Patriarch Bartholomew of Constantinople said earlier this year: "The Uniate Churches are an artificial phenomenon, created for the purposes of proselytism. Their rebirth following the fall of communism has poisoned Catholic-Orthodox Churches." And Patriarch Alexei of Moscow continues to accuse the Ukrainian Greek Catholic Church, which is loyal to Rome, of activities which prevent any progress in unity. One major reason for the Russian Orthodox Church's hostility to Greek Catholics is that the ROC has over 8,000 parishes in Ukraine which is more than the 7,000 in Russia itself: therefore there is a fear that the social and teaching activities of the Ukrainian Greek Catholics will further undermine the Russians' claims to lead the Orthodox world. The Orthodox cannot afford to lose any more church buildings.

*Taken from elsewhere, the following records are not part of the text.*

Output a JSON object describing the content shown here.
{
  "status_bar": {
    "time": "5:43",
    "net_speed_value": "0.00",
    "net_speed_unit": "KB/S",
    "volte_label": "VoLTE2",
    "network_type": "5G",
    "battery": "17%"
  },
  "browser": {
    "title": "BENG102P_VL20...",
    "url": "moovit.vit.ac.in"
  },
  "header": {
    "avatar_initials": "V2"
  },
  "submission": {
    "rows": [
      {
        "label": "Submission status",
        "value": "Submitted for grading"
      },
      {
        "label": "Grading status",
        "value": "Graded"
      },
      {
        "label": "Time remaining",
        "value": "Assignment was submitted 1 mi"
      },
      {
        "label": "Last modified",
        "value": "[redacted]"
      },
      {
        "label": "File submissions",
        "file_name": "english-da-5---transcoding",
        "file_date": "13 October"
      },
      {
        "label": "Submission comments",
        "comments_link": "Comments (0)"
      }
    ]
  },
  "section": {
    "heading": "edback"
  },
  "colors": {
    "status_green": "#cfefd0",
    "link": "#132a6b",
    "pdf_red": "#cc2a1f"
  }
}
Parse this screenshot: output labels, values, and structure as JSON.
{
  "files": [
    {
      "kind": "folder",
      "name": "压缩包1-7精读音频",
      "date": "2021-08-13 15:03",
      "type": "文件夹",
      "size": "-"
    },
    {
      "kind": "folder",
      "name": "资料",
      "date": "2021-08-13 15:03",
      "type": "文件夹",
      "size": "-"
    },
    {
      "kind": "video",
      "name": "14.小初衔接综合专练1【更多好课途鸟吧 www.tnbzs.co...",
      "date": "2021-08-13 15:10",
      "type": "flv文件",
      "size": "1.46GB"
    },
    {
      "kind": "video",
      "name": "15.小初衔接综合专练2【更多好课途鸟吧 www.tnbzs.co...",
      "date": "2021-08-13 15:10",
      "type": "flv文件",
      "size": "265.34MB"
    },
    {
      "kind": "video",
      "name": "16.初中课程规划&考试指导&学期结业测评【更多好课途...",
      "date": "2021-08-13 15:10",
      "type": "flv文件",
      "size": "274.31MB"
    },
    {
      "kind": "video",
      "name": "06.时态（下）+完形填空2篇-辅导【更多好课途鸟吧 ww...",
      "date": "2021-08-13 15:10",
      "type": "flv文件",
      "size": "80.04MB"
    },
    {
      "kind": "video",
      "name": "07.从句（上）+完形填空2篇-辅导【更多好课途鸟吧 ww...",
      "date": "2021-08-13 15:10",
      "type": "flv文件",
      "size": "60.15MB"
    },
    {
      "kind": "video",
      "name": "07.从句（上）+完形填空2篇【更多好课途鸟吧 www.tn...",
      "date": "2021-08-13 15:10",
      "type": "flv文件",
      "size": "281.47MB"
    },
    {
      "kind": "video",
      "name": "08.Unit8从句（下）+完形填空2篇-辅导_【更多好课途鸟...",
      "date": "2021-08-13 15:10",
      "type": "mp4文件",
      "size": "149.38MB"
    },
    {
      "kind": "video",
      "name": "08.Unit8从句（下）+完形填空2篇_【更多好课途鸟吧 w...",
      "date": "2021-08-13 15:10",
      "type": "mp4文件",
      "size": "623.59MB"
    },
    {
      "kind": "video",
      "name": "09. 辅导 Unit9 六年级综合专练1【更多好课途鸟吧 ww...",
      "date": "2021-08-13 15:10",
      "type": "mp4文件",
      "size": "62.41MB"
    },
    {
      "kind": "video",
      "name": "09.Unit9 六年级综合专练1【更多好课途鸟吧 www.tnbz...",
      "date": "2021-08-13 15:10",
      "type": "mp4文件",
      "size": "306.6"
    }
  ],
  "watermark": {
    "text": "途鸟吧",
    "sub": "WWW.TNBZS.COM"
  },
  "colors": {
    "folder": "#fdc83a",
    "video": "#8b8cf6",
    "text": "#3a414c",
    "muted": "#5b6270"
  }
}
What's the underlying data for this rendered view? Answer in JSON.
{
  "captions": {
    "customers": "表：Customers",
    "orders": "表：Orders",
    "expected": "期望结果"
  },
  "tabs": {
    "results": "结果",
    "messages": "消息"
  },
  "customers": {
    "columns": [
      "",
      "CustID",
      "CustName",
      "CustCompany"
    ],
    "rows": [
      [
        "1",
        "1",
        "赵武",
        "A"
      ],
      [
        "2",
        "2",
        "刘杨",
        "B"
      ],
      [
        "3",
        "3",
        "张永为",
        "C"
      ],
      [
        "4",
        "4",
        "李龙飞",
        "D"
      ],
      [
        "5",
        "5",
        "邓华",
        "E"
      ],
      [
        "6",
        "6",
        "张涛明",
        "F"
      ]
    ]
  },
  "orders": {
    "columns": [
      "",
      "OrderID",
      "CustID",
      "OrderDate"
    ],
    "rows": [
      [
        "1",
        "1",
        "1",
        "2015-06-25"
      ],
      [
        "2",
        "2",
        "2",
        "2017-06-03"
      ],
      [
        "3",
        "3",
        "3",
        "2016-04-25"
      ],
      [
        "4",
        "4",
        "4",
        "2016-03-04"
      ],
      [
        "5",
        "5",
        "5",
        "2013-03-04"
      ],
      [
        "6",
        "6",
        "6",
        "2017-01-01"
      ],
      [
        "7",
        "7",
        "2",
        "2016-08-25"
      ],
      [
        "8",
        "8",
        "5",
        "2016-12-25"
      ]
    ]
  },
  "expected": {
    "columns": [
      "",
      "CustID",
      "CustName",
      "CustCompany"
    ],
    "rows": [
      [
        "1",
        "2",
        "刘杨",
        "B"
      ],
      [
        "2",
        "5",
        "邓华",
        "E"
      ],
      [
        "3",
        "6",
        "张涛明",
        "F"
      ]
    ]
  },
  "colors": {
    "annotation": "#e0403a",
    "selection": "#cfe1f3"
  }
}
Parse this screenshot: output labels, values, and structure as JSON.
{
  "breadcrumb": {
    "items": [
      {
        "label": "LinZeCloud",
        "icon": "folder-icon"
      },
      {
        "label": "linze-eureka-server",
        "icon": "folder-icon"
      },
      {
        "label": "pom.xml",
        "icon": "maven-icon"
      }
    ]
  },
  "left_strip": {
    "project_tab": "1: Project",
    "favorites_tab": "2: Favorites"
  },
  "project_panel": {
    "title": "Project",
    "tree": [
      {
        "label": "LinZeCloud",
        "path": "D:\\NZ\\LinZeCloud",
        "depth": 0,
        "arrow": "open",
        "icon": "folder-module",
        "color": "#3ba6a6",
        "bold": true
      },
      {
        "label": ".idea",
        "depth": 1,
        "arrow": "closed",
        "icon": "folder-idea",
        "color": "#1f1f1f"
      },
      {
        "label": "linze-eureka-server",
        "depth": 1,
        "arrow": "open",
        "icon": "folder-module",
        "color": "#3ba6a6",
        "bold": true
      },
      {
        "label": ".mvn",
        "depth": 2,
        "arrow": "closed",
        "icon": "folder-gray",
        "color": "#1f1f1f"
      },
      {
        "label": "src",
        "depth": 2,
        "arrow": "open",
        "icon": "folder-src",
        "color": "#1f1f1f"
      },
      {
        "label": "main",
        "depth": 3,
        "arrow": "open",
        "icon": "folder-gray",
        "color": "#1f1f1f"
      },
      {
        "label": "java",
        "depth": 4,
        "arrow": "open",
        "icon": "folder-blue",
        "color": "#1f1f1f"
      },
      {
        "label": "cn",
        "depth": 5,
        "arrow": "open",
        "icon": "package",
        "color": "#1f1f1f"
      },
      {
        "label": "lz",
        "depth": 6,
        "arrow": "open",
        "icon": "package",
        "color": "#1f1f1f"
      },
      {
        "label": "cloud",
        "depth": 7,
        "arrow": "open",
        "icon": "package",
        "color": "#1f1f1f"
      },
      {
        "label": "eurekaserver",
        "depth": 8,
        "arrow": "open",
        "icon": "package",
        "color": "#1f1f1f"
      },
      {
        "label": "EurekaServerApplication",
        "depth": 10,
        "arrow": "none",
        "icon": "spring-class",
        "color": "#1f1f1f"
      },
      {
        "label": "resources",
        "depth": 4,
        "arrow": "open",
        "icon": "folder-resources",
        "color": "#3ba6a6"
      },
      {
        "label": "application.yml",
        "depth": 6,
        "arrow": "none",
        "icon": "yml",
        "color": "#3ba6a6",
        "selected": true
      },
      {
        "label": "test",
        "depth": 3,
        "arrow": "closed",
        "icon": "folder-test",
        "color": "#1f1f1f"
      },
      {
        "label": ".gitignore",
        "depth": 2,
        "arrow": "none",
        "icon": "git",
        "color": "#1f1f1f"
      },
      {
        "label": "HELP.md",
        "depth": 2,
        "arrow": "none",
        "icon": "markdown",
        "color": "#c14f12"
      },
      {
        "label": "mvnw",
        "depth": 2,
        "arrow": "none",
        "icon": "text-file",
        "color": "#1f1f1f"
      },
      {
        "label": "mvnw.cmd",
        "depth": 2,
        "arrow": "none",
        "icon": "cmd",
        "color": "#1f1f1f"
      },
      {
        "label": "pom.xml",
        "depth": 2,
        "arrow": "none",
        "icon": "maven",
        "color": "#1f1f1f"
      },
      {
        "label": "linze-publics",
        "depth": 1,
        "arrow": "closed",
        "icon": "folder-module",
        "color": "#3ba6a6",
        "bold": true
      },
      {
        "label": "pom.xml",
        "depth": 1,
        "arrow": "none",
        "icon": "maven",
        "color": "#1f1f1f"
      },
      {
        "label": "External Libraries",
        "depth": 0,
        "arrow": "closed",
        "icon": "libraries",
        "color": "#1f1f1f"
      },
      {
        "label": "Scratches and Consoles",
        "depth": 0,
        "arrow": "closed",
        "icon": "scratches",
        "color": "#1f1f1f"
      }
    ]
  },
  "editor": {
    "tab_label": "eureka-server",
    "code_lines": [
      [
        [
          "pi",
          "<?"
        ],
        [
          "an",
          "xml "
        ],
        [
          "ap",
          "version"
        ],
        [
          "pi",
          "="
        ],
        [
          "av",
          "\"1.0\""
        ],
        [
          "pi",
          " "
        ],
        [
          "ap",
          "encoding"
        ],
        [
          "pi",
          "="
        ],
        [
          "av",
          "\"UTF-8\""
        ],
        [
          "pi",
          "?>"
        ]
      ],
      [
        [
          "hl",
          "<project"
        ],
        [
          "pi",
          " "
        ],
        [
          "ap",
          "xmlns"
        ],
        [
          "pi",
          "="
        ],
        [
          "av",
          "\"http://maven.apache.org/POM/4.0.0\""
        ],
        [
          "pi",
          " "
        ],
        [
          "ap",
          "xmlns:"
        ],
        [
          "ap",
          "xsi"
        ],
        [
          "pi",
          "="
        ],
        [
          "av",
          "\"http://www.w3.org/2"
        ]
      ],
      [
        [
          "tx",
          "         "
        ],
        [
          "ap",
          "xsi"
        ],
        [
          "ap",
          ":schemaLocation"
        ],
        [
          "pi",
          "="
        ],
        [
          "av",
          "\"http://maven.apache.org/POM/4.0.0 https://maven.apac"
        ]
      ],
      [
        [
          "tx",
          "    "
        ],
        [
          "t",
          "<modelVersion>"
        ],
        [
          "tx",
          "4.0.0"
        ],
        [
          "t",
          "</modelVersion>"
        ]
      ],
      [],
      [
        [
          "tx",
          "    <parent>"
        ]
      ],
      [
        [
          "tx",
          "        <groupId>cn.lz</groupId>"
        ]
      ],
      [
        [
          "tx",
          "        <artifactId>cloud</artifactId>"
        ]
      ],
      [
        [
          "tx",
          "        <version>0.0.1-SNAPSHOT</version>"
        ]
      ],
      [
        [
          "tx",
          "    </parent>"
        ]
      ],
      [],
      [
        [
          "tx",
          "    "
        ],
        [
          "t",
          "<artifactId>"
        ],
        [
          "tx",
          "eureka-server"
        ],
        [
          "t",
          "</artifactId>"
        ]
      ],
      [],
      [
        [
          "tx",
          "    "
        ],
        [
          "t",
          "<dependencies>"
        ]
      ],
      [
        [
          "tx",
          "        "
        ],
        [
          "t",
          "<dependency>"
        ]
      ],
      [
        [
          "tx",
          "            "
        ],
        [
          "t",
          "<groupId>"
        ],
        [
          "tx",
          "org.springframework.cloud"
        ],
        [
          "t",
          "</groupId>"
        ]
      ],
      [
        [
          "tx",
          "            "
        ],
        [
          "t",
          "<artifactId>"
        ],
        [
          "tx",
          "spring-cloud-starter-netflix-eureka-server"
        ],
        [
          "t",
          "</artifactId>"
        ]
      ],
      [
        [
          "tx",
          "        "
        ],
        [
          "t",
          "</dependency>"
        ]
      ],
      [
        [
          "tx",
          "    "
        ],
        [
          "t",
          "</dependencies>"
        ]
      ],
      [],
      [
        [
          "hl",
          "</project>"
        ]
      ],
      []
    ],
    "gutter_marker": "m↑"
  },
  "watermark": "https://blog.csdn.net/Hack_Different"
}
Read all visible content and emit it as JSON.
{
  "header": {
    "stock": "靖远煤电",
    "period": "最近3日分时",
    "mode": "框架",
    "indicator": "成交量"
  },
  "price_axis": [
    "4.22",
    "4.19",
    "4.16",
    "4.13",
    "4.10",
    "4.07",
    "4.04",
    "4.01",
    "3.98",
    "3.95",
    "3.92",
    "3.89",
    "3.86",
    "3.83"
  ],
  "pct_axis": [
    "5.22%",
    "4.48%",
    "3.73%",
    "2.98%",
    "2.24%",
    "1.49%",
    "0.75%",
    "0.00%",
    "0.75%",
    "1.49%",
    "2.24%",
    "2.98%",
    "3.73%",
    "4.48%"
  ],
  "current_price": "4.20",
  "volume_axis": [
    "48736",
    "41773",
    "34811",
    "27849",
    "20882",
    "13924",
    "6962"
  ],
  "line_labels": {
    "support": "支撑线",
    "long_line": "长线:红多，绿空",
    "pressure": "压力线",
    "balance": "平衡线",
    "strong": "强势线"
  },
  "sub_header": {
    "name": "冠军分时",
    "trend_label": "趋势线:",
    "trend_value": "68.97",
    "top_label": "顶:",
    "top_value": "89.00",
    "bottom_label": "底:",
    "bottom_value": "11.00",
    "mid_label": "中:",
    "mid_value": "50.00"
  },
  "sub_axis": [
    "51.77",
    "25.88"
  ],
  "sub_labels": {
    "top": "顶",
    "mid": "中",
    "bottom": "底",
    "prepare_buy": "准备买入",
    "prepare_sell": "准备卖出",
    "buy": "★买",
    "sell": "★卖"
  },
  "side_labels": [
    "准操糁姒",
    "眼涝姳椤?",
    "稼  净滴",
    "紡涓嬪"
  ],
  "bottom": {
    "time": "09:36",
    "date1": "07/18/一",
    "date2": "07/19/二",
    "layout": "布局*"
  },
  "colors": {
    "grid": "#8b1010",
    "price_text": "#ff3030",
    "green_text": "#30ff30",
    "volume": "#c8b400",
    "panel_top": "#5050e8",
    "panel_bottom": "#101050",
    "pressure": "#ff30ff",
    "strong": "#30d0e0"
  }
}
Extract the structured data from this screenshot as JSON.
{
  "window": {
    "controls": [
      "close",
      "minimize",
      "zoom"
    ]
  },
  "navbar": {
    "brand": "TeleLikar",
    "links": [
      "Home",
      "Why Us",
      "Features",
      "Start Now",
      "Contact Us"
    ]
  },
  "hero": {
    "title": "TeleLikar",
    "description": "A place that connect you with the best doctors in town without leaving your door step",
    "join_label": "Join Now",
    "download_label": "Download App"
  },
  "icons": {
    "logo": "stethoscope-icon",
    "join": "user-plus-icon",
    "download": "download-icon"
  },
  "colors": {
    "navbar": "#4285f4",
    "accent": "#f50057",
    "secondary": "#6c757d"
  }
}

In Rome also there is uncertainty over how to deal with the territorial and historical problems of OrthodoxCatholic relations: the Joint International Commission for the Theological Dialogue between the Roman Catholic Church and the Orthodox Church "decided not to have a common statement" at its meeting in Emmitsburg, Maryland, last July and "the Commission sees the need for further study of the theological, pastoral, historical and canonical questions...".

As ROME tries to find a way forward and the Pope urges the Greek Catholics to have "a creative fidelity",

so the hurt and misunderstandings are still

felt. Bishop Mykhay I Sabryha of Ternopil told me how he and another Greek Catholic bishop were moved three times in order not to cause ecumenical embarrassment at the Pope's commemoration of the martyrs in Rome in May earlier this year. He said: "The witness of the Greek Catholic Church was not even mentioned. We were seen by Russia as a hindrance to unity, and the Vatican authorities were persuaded by this. The whole Church here gave witness to Christ, and suffered and showed loyalty to the Pope. Did Jesus want us to be ignored there? When I returned from the Colosseum to my room I cried like a little child."

O PARAPHRASE

Bishop Padewski: I think that there is an argument between the angels going on in Heaven over this country. But somehow despite everything there is hope. There are over 1,000 Greek Catholic seminarians. There are nearly 200 young people, religious and lay students including Orthodox, studying at the Lviv Theological Academy. From the Academy buildings a Catechetical Institute led by the remarkable Sister I .ui za is

developing programmes reaching over 700,000 children — even in Eastern Ukraine. The religious life is attracting vocations. One young Catholic, Halyna Vykhnevych, who is studying in Lviv said: 'There used to be a saying: children are our future and we will build communism. Now we have to say: children are our future and we will build with faith.' Ecumenism is seen as "a problem upstairs — in the hierarchy" and in most local parishes the disputes over churches have been settled. Life is such a challenge that many of the young are leading the search for faith and reason in a society yet to be born.

The hope of people like

Bishop Padewski is contagious: "Work here is more interesting ... we are creating something new!" And as the Holy Father said: "The Catholic Church in Ukraine has begun again to breathe with freedom and to regain fully its own active role in the Church and history.

Western communities will make it their duty above all to share where possible service projects with their brothers and sisters in the Eastern churches."

Politically and ecumenically there is no more important challenge.




blog comments powered by Disqus